Humans are biologically designed to seek rewards. These rewards are usually related to positive experiences such as spending time with friends or loved ones, eating healthy food and experiencing physical pleasure. Some people become reliant on gambling to feel this sensation of reward, especially if they are struggling with mental health problems. The result is that their gambling habits can have serious consequences. These can include harming relationships, work performance and study, getting into debt and even putting themselves or others at risk of suicide.
Problem gambling can also have a huge impact on families and friends, with people having to lie to family and friends about the amount of money they are spending or hiding their gambling behaviours from those around them. It can also lead to self-harm and alcohol or drug abuse, as well as feelings of depression and anxiety.
The underlying reasons for gambling addiction are varied and complex. These factors can include the illusion of control, a lack of understanding of the probabilities involved in random events (known as the gambler’s fallacy) and the use of gambling as a form of escape coping. It is also thought that genetic and personality traits play a part, as do stressful life experiences and depression.
Research has shown that when someone is addicted to gambling, the brain circuitry that controls reward and impulses becomes altered. This is why it’s sometimes hard for those who have a gambling problem to stop, and why relapses are so common. Neuroscientists have found that gambling, drugs and alcohol affect the same areas of the brain in a similar way.

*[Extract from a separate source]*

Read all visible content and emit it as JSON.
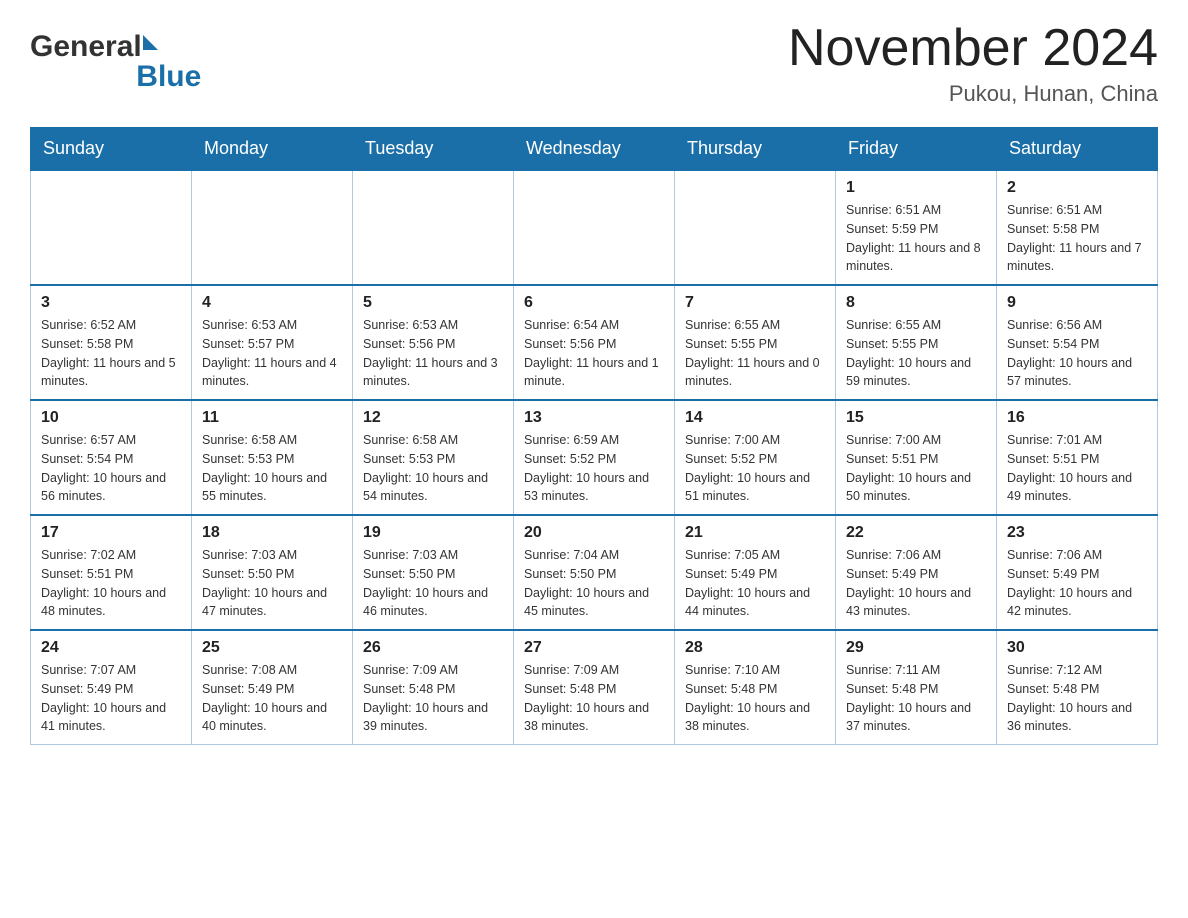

Until recently, experts have debated whether pathological gambling should be classed as an addictive disorder. However, recent research has shown that people who have this condition experience the same negative consequences as those who are addicted to substances such as alcohol and cigarettes. The latest edition of the American Psychiatric Association’s diagnostic manual, the DSM-5, has decided to classify pathological gambling as an addiction.
It can be very difficult to identify a gambling problem, but there are a few key signs that you should look out for. These include: